After you decide to talk to a therapist (e.g., psychologists, psychotherapists, and social workers), you will soon discover that there are many of us out there. Over the years of interacting with clients and being a client myself, I am sharing my thoughts on how to find the right therapist here.
Before you book a session with a therapist:
There are many ways to find a therapist, and the first thing you see is probably their profiles/clinic information. First, read through their profiles carefully to see their styles of presenting themselves, their personal and professional background, expertise, experiences, and their photos. If you feel like they might be a good fit, give them a call or at least schedule a phone call. Psychologists or other mental health professionals usually offer 10-15 minutes of free phone consultation. Even if they don’t say it, you are entitled to request. I don’t recommend booking the first session without talking to this person first. People’s online presence can be very different from that in person.
Second, when you call this therapist, ask about their qualifications, training background, experiences, expertise and clinical approaches. Some sample questions are: what degree did you get? What kind of training did you receive? How many years have you been practicing in the area of depression (or any other concerns you want to know)? Which clinical issues are you particularly good at treating? What are your therapeutic approaches, and how do they work?
Third, you want to also ask about practical concerns, such as fees, payment method, insurance coverage, hours of services and any other things you want to know.
Fourth, trust your gut feeling. Do you feel comfortable talking with this person? If not, feel free to approach another one.

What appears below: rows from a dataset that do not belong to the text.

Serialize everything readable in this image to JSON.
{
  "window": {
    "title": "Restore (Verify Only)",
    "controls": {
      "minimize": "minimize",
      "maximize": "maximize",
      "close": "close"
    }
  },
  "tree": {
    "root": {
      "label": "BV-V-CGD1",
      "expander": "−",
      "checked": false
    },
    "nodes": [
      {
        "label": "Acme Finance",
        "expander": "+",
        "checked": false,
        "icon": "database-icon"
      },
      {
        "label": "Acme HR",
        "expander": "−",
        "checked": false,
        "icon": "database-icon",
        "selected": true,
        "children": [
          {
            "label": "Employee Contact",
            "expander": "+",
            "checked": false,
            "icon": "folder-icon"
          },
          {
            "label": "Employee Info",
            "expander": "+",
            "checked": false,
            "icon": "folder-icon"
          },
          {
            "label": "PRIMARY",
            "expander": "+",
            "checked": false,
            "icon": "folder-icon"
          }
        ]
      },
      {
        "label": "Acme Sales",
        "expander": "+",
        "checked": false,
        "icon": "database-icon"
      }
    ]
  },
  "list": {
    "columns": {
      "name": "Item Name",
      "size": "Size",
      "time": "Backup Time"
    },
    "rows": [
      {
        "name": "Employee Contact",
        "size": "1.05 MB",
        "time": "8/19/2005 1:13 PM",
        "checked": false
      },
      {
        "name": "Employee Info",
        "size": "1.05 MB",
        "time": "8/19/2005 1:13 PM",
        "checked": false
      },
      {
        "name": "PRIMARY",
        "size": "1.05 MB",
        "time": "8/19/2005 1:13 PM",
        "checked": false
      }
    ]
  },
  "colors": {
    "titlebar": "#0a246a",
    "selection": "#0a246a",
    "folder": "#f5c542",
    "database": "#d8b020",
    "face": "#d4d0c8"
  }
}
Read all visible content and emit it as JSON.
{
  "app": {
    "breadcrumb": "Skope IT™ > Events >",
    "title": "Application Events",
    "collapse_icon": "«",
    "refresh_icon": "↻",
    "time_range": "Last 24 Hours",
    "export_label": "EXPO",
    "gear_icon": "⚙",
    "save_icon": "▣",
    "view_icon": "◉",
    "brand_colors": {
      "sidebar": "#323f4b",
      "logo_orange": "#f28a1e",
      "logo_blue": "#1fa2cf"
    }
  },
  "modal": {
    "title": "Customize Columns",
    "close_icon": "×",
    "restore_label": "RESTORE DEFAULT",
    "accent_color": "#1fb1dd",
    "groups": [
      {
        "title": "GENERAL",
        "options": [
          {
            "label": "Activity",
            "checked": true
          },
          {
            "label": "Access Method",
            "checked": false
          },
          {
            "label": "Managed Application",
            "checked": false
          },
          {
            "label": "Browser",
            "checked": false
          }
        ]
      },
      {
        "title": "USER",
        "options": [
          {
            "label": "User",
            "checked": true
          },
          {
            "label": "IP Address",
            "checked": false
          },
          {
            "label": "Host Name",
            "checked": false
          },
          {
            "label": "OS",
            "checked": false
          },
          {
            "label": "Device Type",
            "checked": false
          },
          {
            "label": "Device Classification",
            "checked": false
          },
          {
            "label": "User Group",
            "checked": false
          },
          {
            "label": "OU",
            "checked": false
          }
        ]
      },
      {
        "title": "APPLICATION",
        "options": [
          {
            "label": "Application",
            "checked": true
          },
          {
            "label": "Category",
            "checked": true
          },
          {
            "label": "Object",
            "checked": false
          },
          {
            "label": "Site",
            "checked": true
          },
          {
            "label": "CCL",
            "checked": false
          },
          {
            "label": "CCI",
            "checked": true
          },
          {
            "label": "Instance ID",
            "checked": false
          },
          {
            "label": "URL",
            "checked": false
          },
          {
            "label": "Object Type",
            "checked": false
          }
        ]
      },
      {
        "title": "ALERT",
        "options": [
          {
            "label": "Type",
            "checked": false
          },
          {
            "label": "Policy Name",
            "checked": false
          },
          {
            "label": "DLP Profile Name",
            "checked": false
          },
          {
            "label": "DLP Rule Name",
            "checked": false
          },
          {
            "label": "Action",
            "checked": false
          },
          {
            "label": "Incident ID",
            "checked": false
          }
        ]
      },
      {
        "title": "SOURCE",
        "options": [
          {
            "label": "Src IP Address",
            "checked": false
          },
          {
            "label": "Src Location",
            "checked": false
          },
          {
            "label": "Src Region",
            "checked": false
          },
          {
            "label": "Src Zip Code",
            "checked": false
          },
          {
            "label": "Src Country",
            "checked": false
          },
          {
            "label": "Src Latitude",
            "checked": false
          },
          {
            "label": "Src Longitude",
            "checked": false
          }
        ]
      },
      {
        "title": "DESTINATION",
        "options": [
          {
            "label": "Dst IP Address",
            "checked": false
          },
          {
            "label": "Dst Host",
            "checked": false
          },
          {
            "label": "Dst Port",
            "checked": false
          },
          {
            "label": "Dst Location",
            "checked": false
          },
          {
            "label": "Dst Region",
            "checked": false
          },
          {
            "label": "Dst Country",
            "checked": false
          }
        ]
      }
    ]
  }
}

If yes, go ahead and book the first appointment.
After the first few sessions:
Typically, the first session should be an assessment in which the therapist will ask you many questions; the purposes are to understand your concerns better, develop a professional relationship, and develop an intervention plan. That being said, after the first or the first few sessions, you should ask yourself the following questions:
- How comfortable am I working with the therapist?
- Does this therapist understand my concerns and is he/she able to help me better understand my concerns?
- Does this therapist have a clear plan to help me?
The right therapist should make it easy for you to say yes to all those three questions. If not, you can discuss it with the therapist to see how he/she responds. If he/she responds positively and is willing to work with you to address any of those three questions, that is a good sign. If not, you probably need to think if you should change to another therapist.